One noted limitation of the proposed approach is its ability to generate only 1-D projection patterns (i.e., curved lines, rings, spirals, etc.) with high efficiencies. To directly examine this issue, we evaluated the different performance measures as a function of the projected pattern width [see Fig. 8(a)], finding that efficiency drops very strongly with pattern width. A similar drop in efficiency was observed for the projection of straight lines (not shown). We believe that the lack of randomness in the projected pattern’s phase is the cause for this behavior due to inherent properties of the complex FT, which decomposes a complex image with randomized phase into a relatively uniformly distributed wide range of frequencies. This allows algorithms such as the GSW to converge to high efficiencies when imposing a uniform modulus in the hologram domain. On the other hand, a complex image with regions of constant phase is decomposed by the FT into a nonuniform distribution of frequencies, with high-energy residing in its low frequencies. This nonuniform distribution prevents the GSW-PC algorithm from converging to high efficiencies when projecting 2-D constant phase patterns. Nevertheless, Fig. 8(b) shows that regardless of the efficiency, 2-D wide patterns projected with the GSW-PC algorithm continue to display speckle-free results, compared with patterns projected with the GSW algorithm, due to high uniformities level conservation [see Fig. 8(a)].

## Disclosures

The authors declare no relevant financial or competing interests, nor other potential conflicts of interest.

## Acknowledgments

The research was financially supported by the European Union’s Horizon 2020 research and innovation program under ERC grant agreement 648927, and by the U.S. National Institutes of Health (Award No. 1U01NS090498-01).

## References

## Biography

**Tal Aharoni** received his BSc degree in biomedical engineering from the Technion-Israel Institute of Technology and his MSc degree in autonomous systems and robotics in 2014 and 2017, respectively. Currently, he leads the algorithms team at Medic Vision imaging Solution Ltd.

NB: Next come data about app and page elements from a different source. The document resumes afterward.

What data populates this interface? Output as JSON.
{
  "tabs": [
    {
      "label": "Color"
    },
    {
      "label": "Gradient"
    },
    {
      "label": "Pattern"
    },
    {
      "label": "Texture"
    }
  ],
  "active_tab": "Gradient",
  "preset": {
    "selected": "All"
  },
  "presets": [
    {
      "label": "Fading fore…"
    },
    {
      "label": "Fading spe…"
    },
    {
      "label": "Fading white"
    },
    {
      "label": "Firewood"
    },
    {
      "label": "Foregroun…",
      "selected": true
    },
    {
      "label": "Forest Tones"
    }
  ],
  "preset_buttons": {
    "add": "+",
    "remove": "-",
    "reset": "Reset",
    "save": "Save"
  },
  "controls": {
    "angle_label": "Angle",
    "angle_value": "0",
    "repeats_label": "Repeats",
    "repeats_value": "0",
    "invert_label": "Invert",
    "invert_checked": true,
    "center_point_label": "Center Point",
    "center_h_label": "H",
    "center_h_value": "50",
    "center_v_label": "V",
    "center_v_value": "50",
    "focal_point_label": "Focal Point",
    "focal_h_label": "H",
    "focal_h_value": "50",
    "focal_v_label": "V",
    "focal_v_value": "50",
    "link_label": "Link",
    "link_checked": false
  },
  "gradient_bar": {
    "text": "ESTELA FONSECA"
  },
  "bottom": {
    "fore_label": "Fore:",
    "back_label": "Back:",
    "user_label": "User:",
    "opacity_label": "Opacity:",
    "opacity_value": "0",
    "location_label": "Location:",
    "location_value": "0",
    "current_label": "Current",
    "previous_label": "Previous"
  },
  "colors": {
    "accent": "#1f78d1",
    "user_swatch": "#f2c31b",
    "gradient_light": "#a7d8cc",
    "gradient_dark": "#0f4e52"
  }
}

**Shy Shoham** received his BSc degree in physics from Tel Aviv University and his PhD in bioengineering from the University of Utah, and postdoctoral training at Princeton University. He is a professor of ophthalmology/neuroscience at NYU Langone Health and of biomedical engineering at the Technion. His lab develops photonic, acoustic and computational tools for spatiotemporal interfacing with neural circuits. He serves on the editorial boards of the Journal of Neural Engineering and of Translational Vision Science and Technology.